Subscribe to USGNN!

USGNN Original StoryProposed Bill Could Mean More Energy-Efficient Glass and Glazing in West Virginia Schools

Legislation is currently pending in West Virginia that would amend the Code of West Virginia to allow county school boards to enter into energy-saving contracts and extend them by 15 years. If passed, the new law could help move the county schools toward the use of energy-efficient glazing.

The legislation (H.B. 2872), encourages "energy-conservation measures" to reduce energy consumption operating costs of the facilities. Included in the allowable measures are storm windows or doors, caulking or weather stripping, multi-glazed windows or doors, heat-absorbing or heat-reflective glazed and coated door or window systems or other door or window modifications that reduce energy consumption.

Curtis Wasner is a project manager at General Glass Co., a contract glazier in Charleston, W. Va. He says having legislation in place such as the proposed H.B. 2872 would help encourage more green building throughout the state, including school systems.

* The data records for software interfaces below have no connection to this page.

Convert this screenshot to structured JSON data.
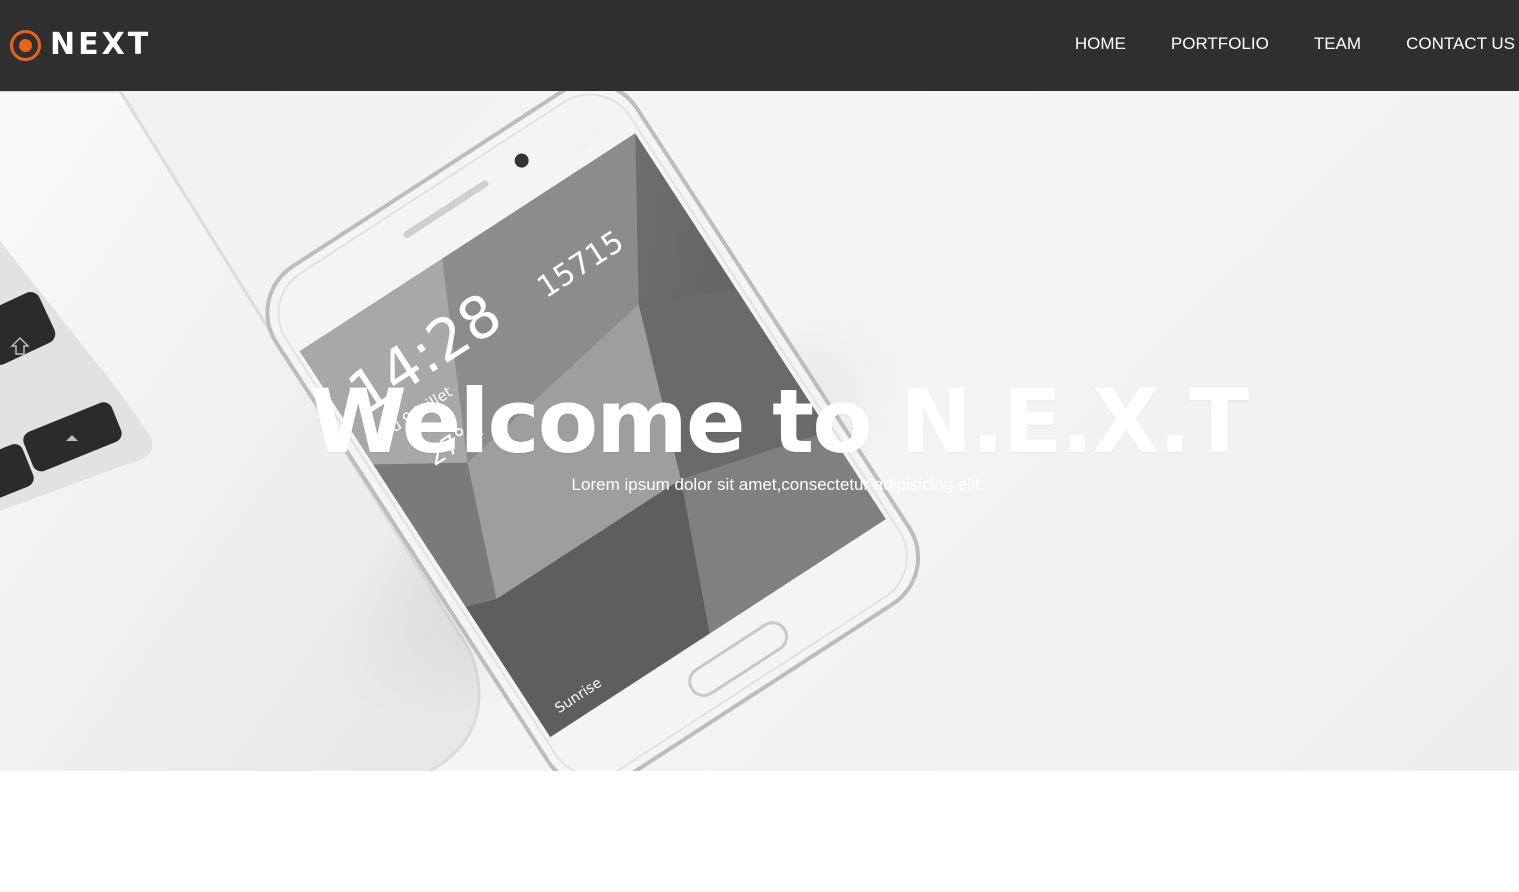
{
  "brand": {
    "name": "NEXT",
    "icon": "target-circle-icon",
    "accent_color": "#e8641b"
  },
  "nav": {
    "items": [
      {
        "label": "HOME"
      },
      {
        "label": "PORTFOLIO"
      },
      {
        "label": "TEAM"
      },
      {
        "label": "CONTACT US"
      }
    ]
  },
  "hero": {
    "title": "Welcome to N.E.X.T",
    "subtitle": "Lorem ipsum dolor sit amet,consectetur adipisicing elit.",
    "phone": {
      "time": "14:28",
      "date": "jeu 9 juillet",
      "temperature": "27°c",
      "steps": "15715",
      "status_time": "14:28",
      "caption": "Sunrise"
    }
  },
  "colors": {
    "navbar_bg": "#2f2f2f",
    "hero_bg": "#f2f2f2",
    "text_light": "#ffffff"
  }
}
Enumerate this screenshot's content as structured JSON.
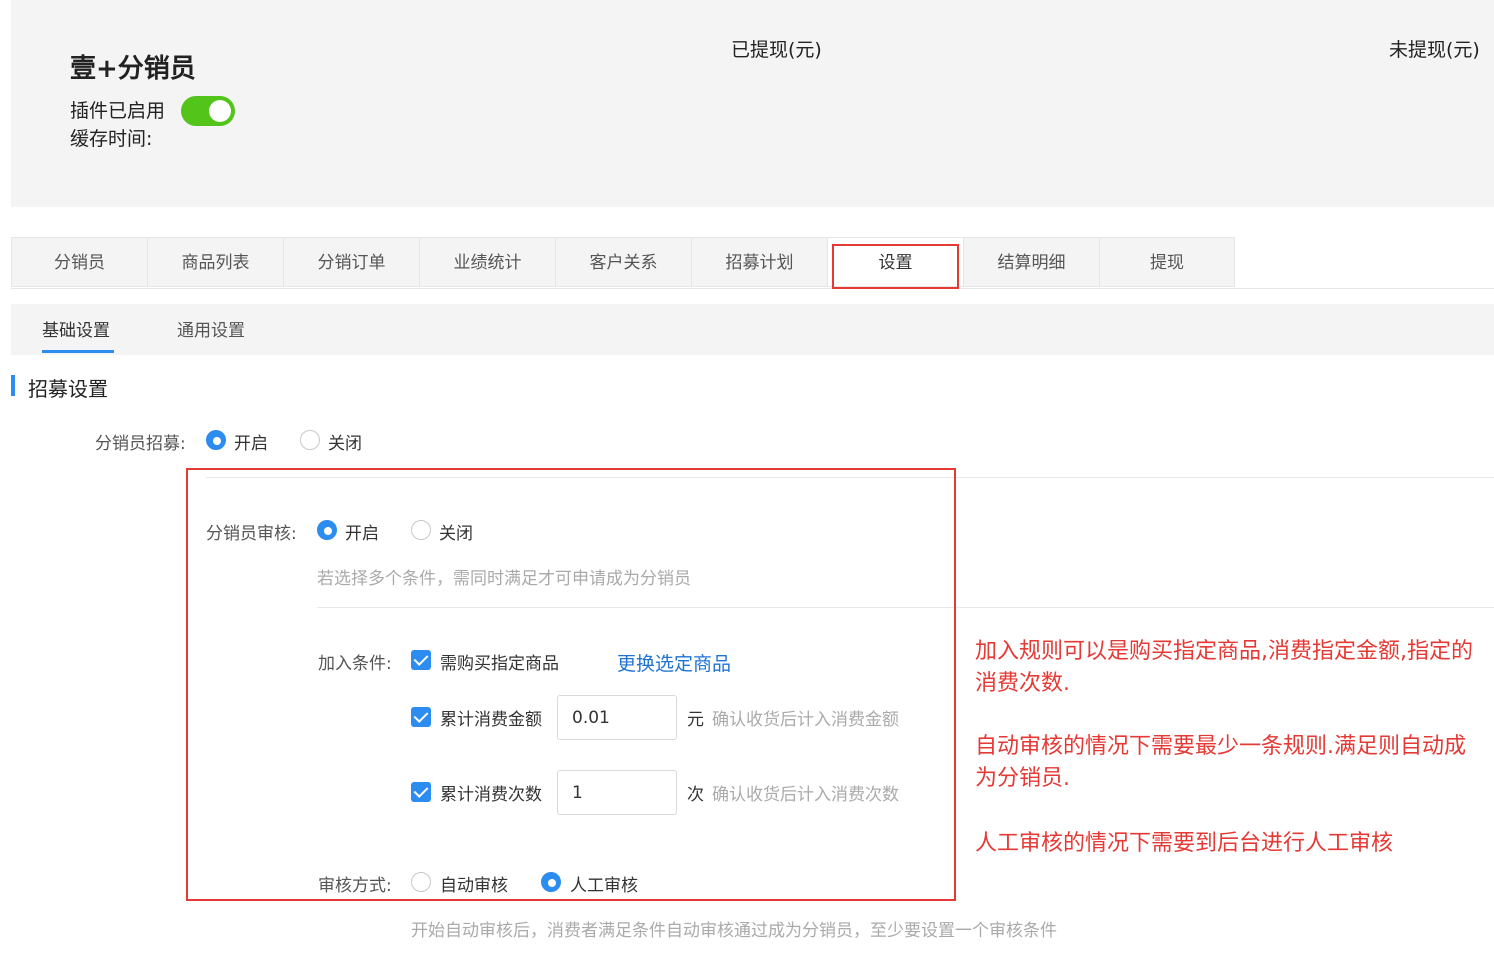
{
  "header": {
    "title": "壹+分销员",
    "plugin_status": "插件已启用",
    "cache_label": "缓存时间:",
    "withdrawn_label": "已提现(元)",
    "pending_label": "未提现(元)",
    "toggle_on": true
  },
  "tabs": [
    {
      "label": "分销员"
    },
    {
      "label": "商品列表"
    },
    {
      "label": "分销订单"
    },
    {
      "label": "业绩统计"
    },
    {
      "label": "客户关系"
    },
    {
      "label": "招募计划"
    },
    {
      "label": "设置",
      "active": true
    },
    {
      "label": "结算明细"
    },
    {
      "label": "提现"
    }
  ],
  "subtabs": [
    {
      "label": "基础设置",
      "active": true
    },
    {
      "label": "通用设置"
    }
  ],
  "section": {
    "title": "招募设置"
  },
  "form": {
    "recruit": {
      "label": "分销员招募:",
      "on": "开启",
      "off": "关闭",
      "selected": "开启"
    },
    "review": {
      "label": "分销员审核:",
      "on": "开启",
      "off": "关闭",
      "selected": "开启",
      "hint": "若选择多个条件，需同时满足才可申请成为分销员"
    },
    "join": {
      "label": "加入条件:",
      "buy_product": {
        "label": "需购买指定商品",
        "checked": true
      },
      "change_link": "更换选定商品",
      "amount": {
        "label": "累计消费金额",
        "value": "0.01",
        "unit": "元",
        "hint": "确认收货后计入消费金额",
        "checked": true
      },
      "count": {
        "label": "累计消费次数",
        "value": "1",
        "unit": "次",
        "hint": "确认收货后计入消费次数",
        "checked": true
      }
    },
    "method": {
      "label": "审核方式:",
      "auto": "自动审核",
      "manual": "人工审核",
      "selected": "人工审核",
      "hint": "开始自动审核后，消费者满足条件自动审核通过成为分销员，至少要设置一个审核条件"
    }
  },
  "annotations": {
    "line1": "加入规则可以是购买指定商品,消费指定金额,指定的消费次数.",
    "line2": "自动审核的情况下需要最少一条规则.满足则自动成为分销员.",
    "line3": "人工审核的情况下需要到后台进行人工审核"
  },
  "colors": {
    "accent": "#2d8cf0",
    "toggle": "#52c41a",
    "highlight": "#e53935",
    "link": "#1f73d1"
  }
}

"We've seen a big shift toward green building here, from the performance of the metal to the performance of the glass," says Wasner, who says of the last few school installations they've worked on energy-efficient glazing systems were used. "We're trying to encourage green building with everyone," he adds.

Others are a bit more cautious when it comes the pending legislation.

"On the surface, it sounds like a good thing. Any time we can try and reduce costs and energy demand, especially for the school systems, it allows them to save money for the other things that they need," says Mike Holt, a project manager with Central Glass Co. in Charleston, W.Va. "The important thing with this, though, is to make sure it's done correctly on the legislative end and that it's implemented where it's actually needed. Schools that were built 50 years ago were not designed with energy conservation in mind, so just replacing the windows may not necessarily solve all of the problems the structure may have."

Holt adds that with new construction energy-efficient glazing systems are in almost all of their jobs.

"When it comes to building new schools the design is most important and today, most all of the schools are built with insulating glass."

The bill, which was introduced last week, has been referred to the House Committee on Education and the Judiciary.

Need more info and analysis about the issues?
CLICK HERE to subscribe to USGlass magazine.